For localized nasal aspergillosis, one specific type of procedure is common and has proven effective. First, a doctor places the dog under anesthesia. Next, a breathing tube is inserted and the nose and front sinuses are sealed. Then, an antifungal solution like clotrimazole is infused into the nose. After an hour or so, the solution is flushed or drained out through the nostrils. Some studies have reported the success rate of this method to be as high as 86%. In cases where nasal aspergillosis has spread to the brain, doctors may prescribe antifungal medications, such as fluconazole or terbinafine, typically for a few months.
Sadly, treatment for systemic aspergillosis is much more difficult. Older, once-useful antifungal medicines often led to kidney damage in dogs and have been replaced. But, newer antifungals have proven largely ineffective. In some cases, though, long-term treatments with medications containing itraconazole have proven successful. In any case, owners should be prepared for the ongoing expense of long-term antifungal therapy that’s required to combat this condition.
Frequently asked questions
What is aspergillosis in dogs?
Aspergillosis is an infection caused by inhaling aspergillus fungus spores. The disease appears in two forms in dogs: nasal aspergillosis and systemic aspergillosis.
What are the initial signs of aspergillosis?
Nasal aspergillosis is marked by local signs like nasal discharge, sneezing, and nosebleeds. Systemic or disseminated aspergillosis often involves neurological symptoms like lameness, lethargy, incoordination, and more.
How long can dogs with aspergillosis live?
The prognosis is good for pups with nasal aspergillosis that receive proper treatment. Unfortunately, the outlook is usually worse for dogs with systemic aspergillosis. But some dogs can live for years with the condition, even without treatment.
Can I get aspergillosis from my dog?
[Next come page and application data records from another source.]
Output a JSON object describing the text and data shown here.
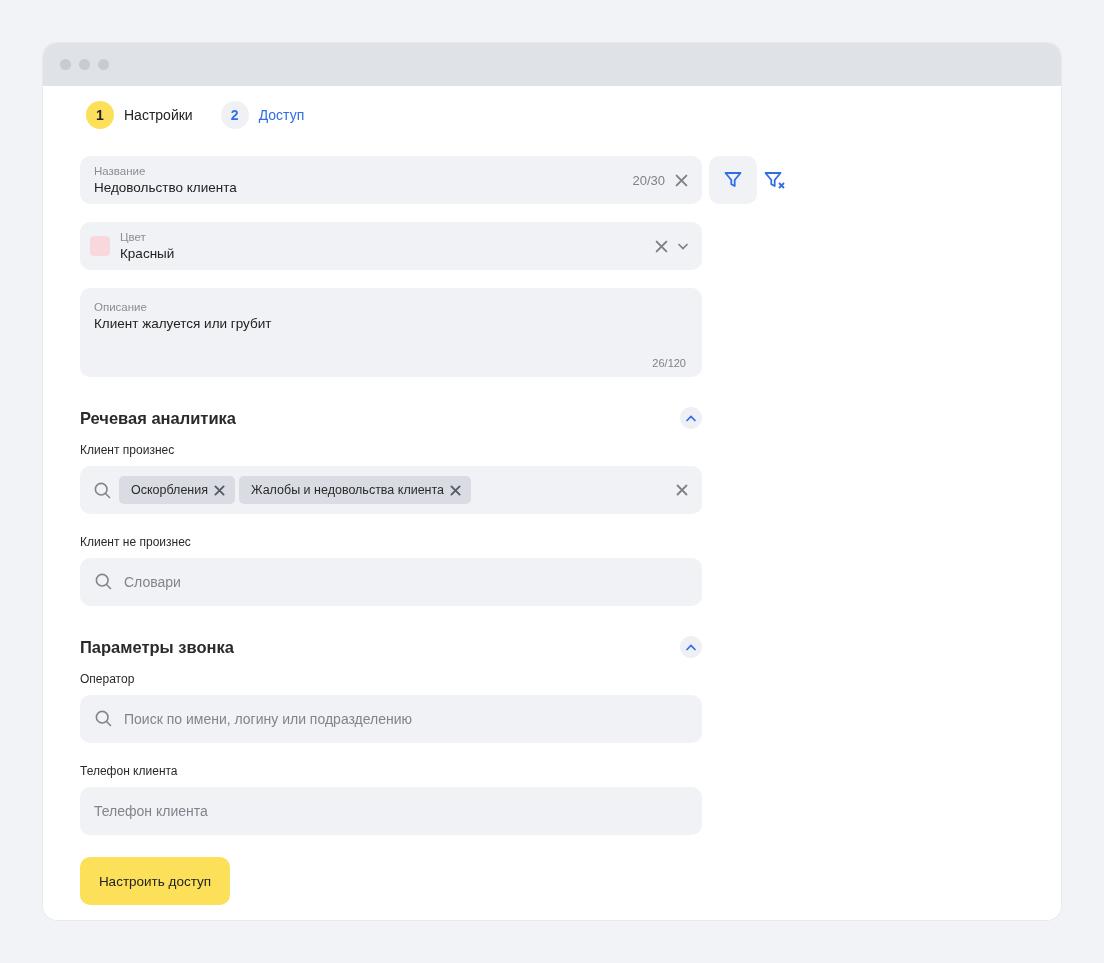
{
  "steps": [
    {
      "number": "1",
      "label": "Настройки",
      "selected": true
    },
    {
      "number": "2",
      "label": "Доступ",
      "selected": false
    }
  ],
  "name_field": {
    "label": "Название",
    "value": "Недовольство клиента",
    "counter": "20/30"
  },
  "color_field": {
    "label": "Цвет",
    "value": "Красный",
    "color": "#f8d8dc"
  },
  "description_field": {
    "label": "Описание",
    "value": "Клиент жалуется или грубит",
    "counter": "26/120"
  },
  "sections": [
    {
      "title": "Речевая аналитика",
      "expanded": true,
      "fields": [
        {
          "kind": "tags",
          "label": "Клиент произнес",
          "tags": [
            "Оскорбления",
            "Жалобы и недовольства клиента"
          ]
        },
        {
          "kind": "search",
          "label": "Клиент не произнес",
          "placeholder": "Словари"
        }
      ]
    },
    {
      "title": "Параметры звонка",
      "expanded": true,
      "fields": [
        {
          "kind": "search",
          "label": "Оператор",
          "placeholder": "Поиск по имени, логину или подразделению"
        },
        {
          "kind": "plain",
          "label": "Телефон клиента",
          "placeholder": "Телефон клиента"
        }
      ]
    }
  ],
  "submit_button": "Настроить доступ"
}
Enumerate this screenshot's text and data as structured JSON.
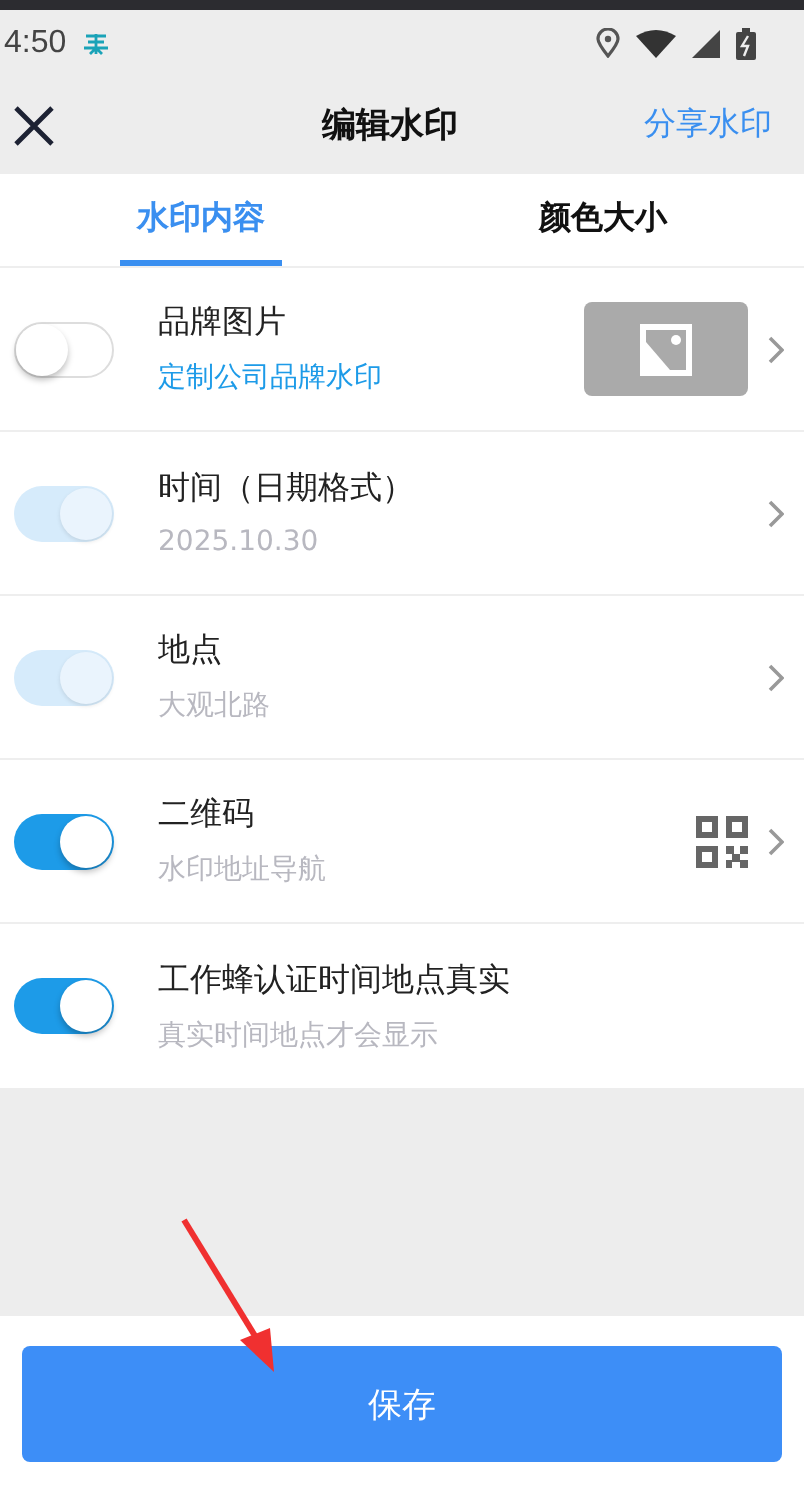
{
  "status_bar": {
    "time": "4:50"
  },
  "header": {
    "title": "编辑水印",
    "action": "分享水印"
  },
  "tabs": [
    {
      "label": "水印内容",
      "selected": true
    },
    {
      "label": "颜色大小",
      "selected": false
    }
  ],
  "rows": [
    {
      "title": "品牌图片",
      "subtitle": "定制公司品牌水印",
      "link": true,
      "on": false,
      "disabled": false,
      "thumbnail": true,
      "qr_code": false,
      "chevron": true
    },
    {
      "title": "时间（日期格式）",
      "subtitle": "2025.10.30",
      "link": false,
      "on": true,
      "disabled": true,
      "thumbnail": false,
      "qr_code": false,
      "chevron": true
    },
    {
      "title": "地点",
      "subtitle": "大观北路",
      "link": false,
      "on": true,
      "disabled": true,
      "thumbnail": false,
      "qr_code": false,
      "chevron": true
    },
    {
      "title": "二维码",
      "subtitle": "水印地址导航",
      "link": false,
      "on": true,
      "disabled": false,
      "thumbnail": false,
      "qr_code": true,
      "chevron": true
    },
    {
      "title": "工作蜂认证时间地点真实",
      "subtitle": "真实时间地点才会显示",
      "link": false,
      "on": true,
      "disabled": false,
      "thumbnail": false,
      "qr_code": false,
      "chevron": false
    }
  ],
  "save_button": "保存"
}
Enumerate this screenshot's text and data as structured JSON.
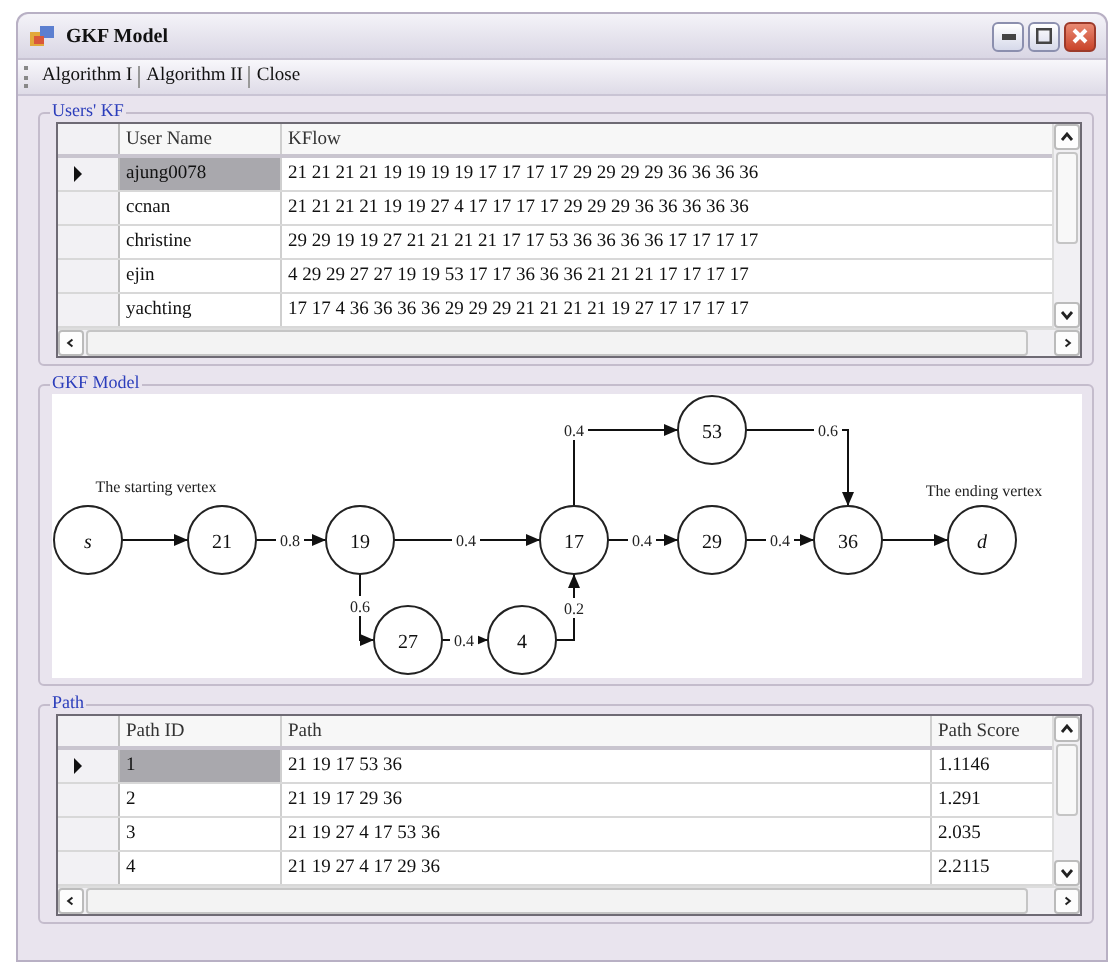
{
  "window": {
    "title": "GKF Model"
  },
  "menu": [
    {
      "label": "Algorithm I"
    },
    {
      "label": "Algorithm II"
    },
    {
      "label": "Close"
    }
  ],
  "users_kf": {
    "title": "Users' KF",
    "columns": [
      "User Name",
      "KFlow"
    ],
    "rows": [
      {
        "selected": true,
        "cells": [
          "ajung0078",
          "21 21 21 21 19 19 19 19 17 17 17 17 29 29 29 29 36 36 36 36"
        ]
      },
      {
        "selected": false,
        "cells": [
          "ccnan",
          "21 21 21 21 19 19 27 4 17 17 17 17 29 29 29 36 36 36 36 36"
        ]
      },
      {
        "selected": false,
        "cells": [
          "christine",
          "29 29 19 19 27 21 21 21 21 17 17 53 36 36 36 36 17 17 17 17"
        ]
      },
      {
        "selected": false,
        "cells": [
          "ejin",
          "4 29 29 27 27 19 19 53 17 17 36 36 36 21 21 21 17 17 17 17"
        ]
      },
      {
        "selected": false,
        "cells": [
          "yachting",
          "17 17 4 36 36 36 36 29 29 29 21 21 21 21 19 27 17 17 17 17"
        ]
      }
    ]
  },
  "gkf_model": {
    "title": "GKF Model",
    "start_caption": "The starting vertex",
    "end_caption": "The ending vertex",
    "nodes": [
      {
        "label": "s",
        "kind": "terminal"
      },
      {
        "label": "21",
        "kind": "vertex"
      },
      {
        "label": "19",
        "kind": "vertex"
      },
      {
        "label": "17",
        "kind": "vertex"
      },
      {
        "label": "29",
        "kind": "vertex"
      },
      {
        "label": "36",
        "kind": "vertex"
      },
      {
        "label": "d",
        "kind": "terminal"
      },
      {
        "label": "53",
        "kind": "vertex"
      },
      {
        "label": "27",
        "kind": "vertex"
      },
      {
        "label": "4",
        "kind": "vertex"
      }
    ],
    "edges": [
      {
        "kind": "plain"
      },
      {
        "kind": "weighted",
        "weight": "0.8"
      },
      {
        "kind": "weighted",
        "weight": "0.4"
      },
      {
        "kind": "weighted",
        "weight": "0.4"
      },
      {
        "kind": "weighted",
        "weight": "0.4"
      },
      {
        "kind": "plain"
      },
      {
        "kind": "weighted",
        "weight": "0.4"
      },
      {
        "kind": "weighted",
        "weight": "0.6"
      },
      {
        "kind": "weighted",
        "weight": "0.6"
      },
      {
        "kind": "weighted",
        "weight": "0.4"
      },
      {
        "kind": "weighted",
        "weight": "0.2"
      }
    ]
  },
  "path": {
    "title": "Path",
    "columns": [
      "Path ID",
      "Path",
      "Path Score"
    ],
    "rows": [
      {
        "selected": true,
        "cells": [
          "1",
          "21 19 17 53 36",
          "1.1146"
        ]
      },
      {
        "selected": false,
        "cells": [
          "2",
          "21 19 17 29 36",
          "1.291"
        ]
      },
      {
        "selected": false,
        "cells": [
          "3",
          "21 19 27 4 17 53 36",
          "2.035"
        ]
      },
      {
        "selected": false,
        "cells": [
          "4",
          "21 19 27 4 17 29 36",
          "2.2115"
        ]
      }
    ]
  }
}
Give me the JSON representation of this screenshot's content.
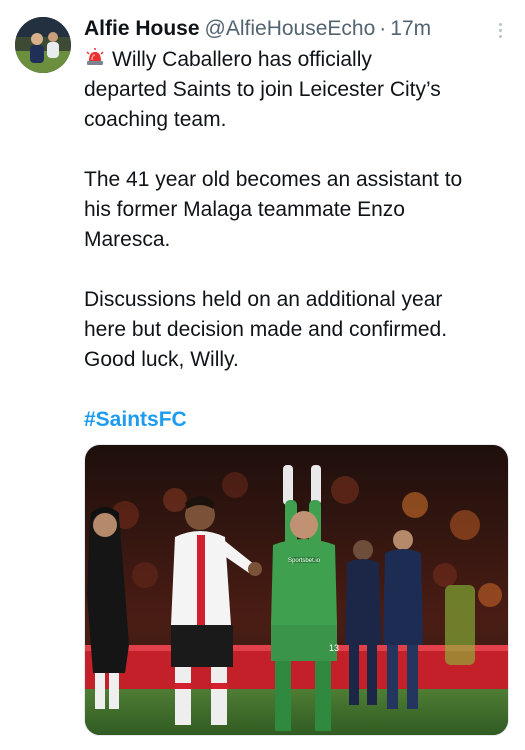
{
  "author": {
    "name": "Alfie House",
    "handle": "@AlfieHouseEcho",
    "separator": "·",
    "time": "17m"
  },
  "icons": {
    "more": "more-options-icon",
    "siren": "police-light-emoji-icon"
  },
  "colors": {
    "text": "#0f1419",
    "secondary": "#536471",
    "link": "#1d9bf0"
  },
  "tweet": {
    "paragraphs": [
      [
        "Willy Caballero has officially",
        "departed Saints to join Leicester City’s",
        "coaching team."
      ],
      [
        "The 41 year old becomes an assistant to",
        "his former Malaga teammate Enzo",
        "Maresca."
      ],
      [
        "Discussions held on an additional year",
        "here but decision made and confirmed.",
        "Good luck, Willy."
      ]
    ],
    "hashtag": "#SaintsFC"
  },
  "media": {
    "sponsor_text": "Sportsbet.io",
    "shirt_number": "13"
  }
}
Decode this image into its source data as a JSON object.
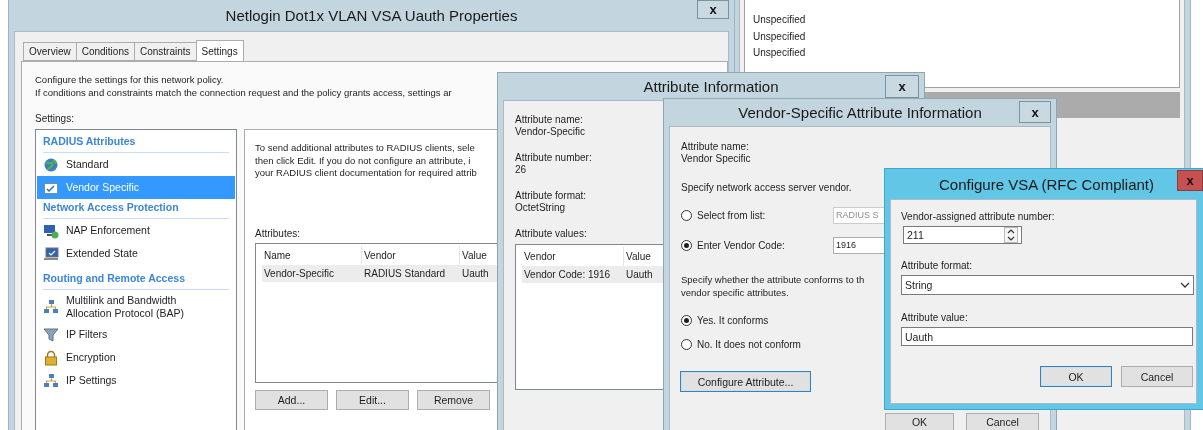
{
  "background_window": {
    "list_items": [
      "Unspecified",
      "Unspecified",
      "Unspecified"
    ]
  },
  "properties_window": {
    "title": "Netlogin Dot1x VLAN VSA Uauth Properties",
    "close_label": "x",
    "tabs": [
      {
        "label": "Overview",
        "selected": false
      },
      {
        "label": "Conditions",
        "selected": false
      },
      {
        "label": "Constraints",
        "selected": false
      },
      {
        "label": "Settings",
        "selected": true
      }
    ],
    "intro_lines": [
      "Configure the settings for this network policy.",
      "If conditions and constraints match the connection request and the policy grants access, settings ar"
    ],
    "settings_label": "Settings:",
    "settings_sections": [
      {
        "heading": "RADIUS Attributes",
        "items": [
          {
            "label": "Standard",
            "selected": false
          },
          {
            "label": "Vendor Specific",
            "selected": true
          }
        ]
      },
      {
        "heading": "Network Access Protection",
        "items": [
          {
            "label": "NAP Enforcement",
            "selected": false
          },
          {
            "label": "Extended State",
            "selected": false
          }
        ]
      },
      {
        "heading": "Routing and Remote Access",
        "items": [
          {
            "label": "Multilink and Bandwidth Allocation Protocol (BAP)",
            "selected": false
          },
          {
            "label": "IP Filters",
            "selected": false
          },
          {
            "label": "Encryption",
            "selected": false
          },
          {
            "label": "IP Settings",
            "selected": false
          }
        ]
      }
    ],
    "description_lines": [
      "To send additional attributes to RADIUS clients, sele",
      "then click Edit. If you do not configure an attribute, i",
      "your RADIUS client documentation for required attrib"
    ],
    "attributes_label": "Attributes:",
    "attributes_table": {
      "columns": [
        "Name",
        "Vendor",
        "Value"
      ],
      "rows": [
        {
          "cells": [
            "Vendor-Specific",
            "RADIUS Standard",
            "Uauth"
          ],
          "selected": true
        }
      ]
    },
    "buttons": [
      {
        "label": "Add...",
        "default": false
      },
      {
        "label": "Edit...",
        "default": false
      },
      {
        "label": "Remove",
        "default": false
      }
    ]
  },
  "attribute_info_window": {
    "title": "Attribute Information",
    "close_label": "x",
    "fields": [
      {
        "label": "Attribute name:",
        "value": "Vendor-Specific"
      },
      {
        "label": "Attribute number:",
        "value": "26"
      },
      {
        "label": "Attribute format:",
        "value": "OctetString"
      }
    ],
    "values_label": "Attribute values:",
    "values_table": {
      "columns": [
        "Vendor",
        "Value"
      ],
      "rows": [
        {
          "cells": [
            "Vendor Code: 1916",
            "Uauth"
          ],
          "selected": true
        }
      ]
    }
  },
  "vsa_info_window": {
    "title": "Vendor-Specific Attribute Information",
    "close_label": "x",
    "name_label": "Attribute name:",
    "name_value": "Vendor Specific",
    "vendor_prompt": "Specify network access server vendor.",
    "vendor_options": [
      {
        "label": "Select from list:",
        "selected": false,
        "field": "RADIUS S",
        "disabled": true
      },
      {
        "label": "Enter Vendor Code:",
        "selected": true,
        "field": "1916",
        "disabled": false
      }
    ],
    "conform_prompt_lines": [
      "Specify whether the attribute conforms to th",
      "vendor specific attributes."
    ],
    "conform_options": [
      {
        "label": "Yes. It conforms",
        "selected": true
      },
      {
        "label": "No. It does not conform",
        "selected": false
      }
    ],
    "configure_button": {
      "label": "Configure Attribute...",
      "default": true
    },
    "buttons": [
      {
        "label": "OK",
        "default": false
      },
      {
        "label": "Cancel",
        "default": false
      }
    ]
  },
  "configure_vsa_window": {
    "title": "Configure VSA (RFC Compliant)",
    "close_label": "x",
    "number_label": "Vendor-assigned attribute number:",
    "number_value": "211",
    "format_label": "Attribute format:",
    "format_value": "String",
    "value_label": "Attribute value:",
    "value_value": "Uauth",
    "buttons": [
      {
        "label": "OK",
        "default": true
      },
      {
        "label": "Cancel",
        "default": false
      }
    ]
  }
}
While the fungal infection can affect any dog, it’s not contagious. It can’t be passed from one dog to another or from a dog to their owner.